The gist of what Thompson says is this:
“It is said that no one would have thought up hell, except that hell has been taught
And they say that it is obvious and self evident that there is a Heaven
But it is not so, it seems to me.
It seems that Heaven lies beyond our sights and rather it is Hell that is quite evident
For all can feel the God that smites, but ah, how few the God that loves.”

The only people who ever come up with the idea that there might not be a Hell are people from materially blessed, prosperous places, people who have had the “privilege” of living in a culture that has been GOSPELIZED already…that have heard about the joy and peace of Heaven…those are the only people who ever think that maybe there is not a Hell.
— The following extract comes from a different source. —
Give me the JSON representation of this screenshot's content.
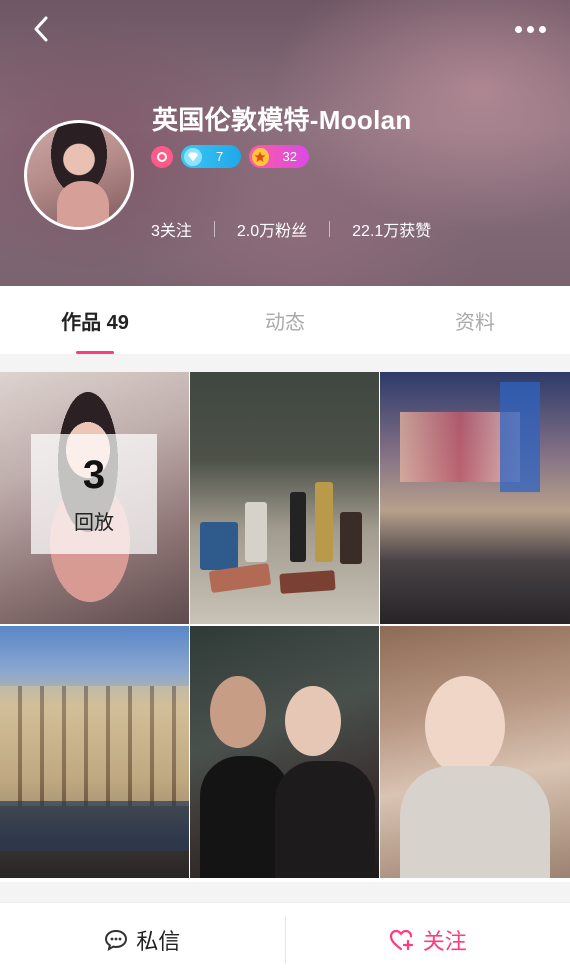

What Thompson is saying is that for the vast majority of Humanity, it is self-evident that there is a HELL.  Just looking inside myself for a moment, I recognize the destructive power of sin tearing me down and killing me in my own life.  And certainly looking beyond ourselves, for people who are parents or siblings of one of the 25,000 children who die every day from starvation, the people who lived through the Holocaust, the people who see their kids get burned alive by Syrian chemical weapons, the early Church who lived through the slaughters and tortures and the Church around the world that continues to be persecuted, for the people who lived amidst the cultures that had yet to be Christianized…for all such people, I think, Francis Thompson is rightly saying It is HELL that is almost self-evident.

If I don’t think Hell is real, one problem with that: I don’t really appreciate Divince Mercy, and in fact, Divine Mercy isn’t really that awesome.  To deny Hell, to say that there isn’t a place where evil can run and hide from God, then God’s gift of His own Son isn’t REALLY that spectacular nor is it that inspiring.

It is precisely because evil is real, in our hearts, in the world, and in eternal life if we so choose…precisely BECAUSE Hell is real that Divince Mercy is CELEBRATED!

There is a path OUT of and away from Hell, a ladder that Christ extends to us into the pit, His Divine Mercy that comes through the Church and Her Sacraments is given to us to bring us into the eternal joy of Heaven and the Peace that comes on Earth that comes from following Christ.

Finally then, an important implication of all this is that if I don’t think there’s a Hell, then I’m really not going to be that worried about myself NOR will I be worried about anyone else.  Everything is sort of “blah” and it is all the same.  If there’s no Hell, and there’s no Heaven, but especially if there’s no Hell, then I’m not really going to care what my neighbor Dave (or any other neighbor or any other person) I’m not really going to care WHAT they do.

But inherent in the Divine Mercy devotion is not just a desire for us to experience it, but a desire to help OTHER PEOPLE experience in their lives Divine Mercy too.

Do you really believe any of your neighbors might be living at risk of Hell?  Do you really believe that any of your classmates are at risk of Hell?  If you answer “no” to that, then you aren’t going to be a vessel of Divine Mercy to anyone.
In the Gospel today, Jesus tells the doubting Thomas: “Do not be unbelieving, but believe!”

About Hell and about its antidote of Divine Mercy, Jesus says the same thing to us: “Do not be unbelieving but believe!”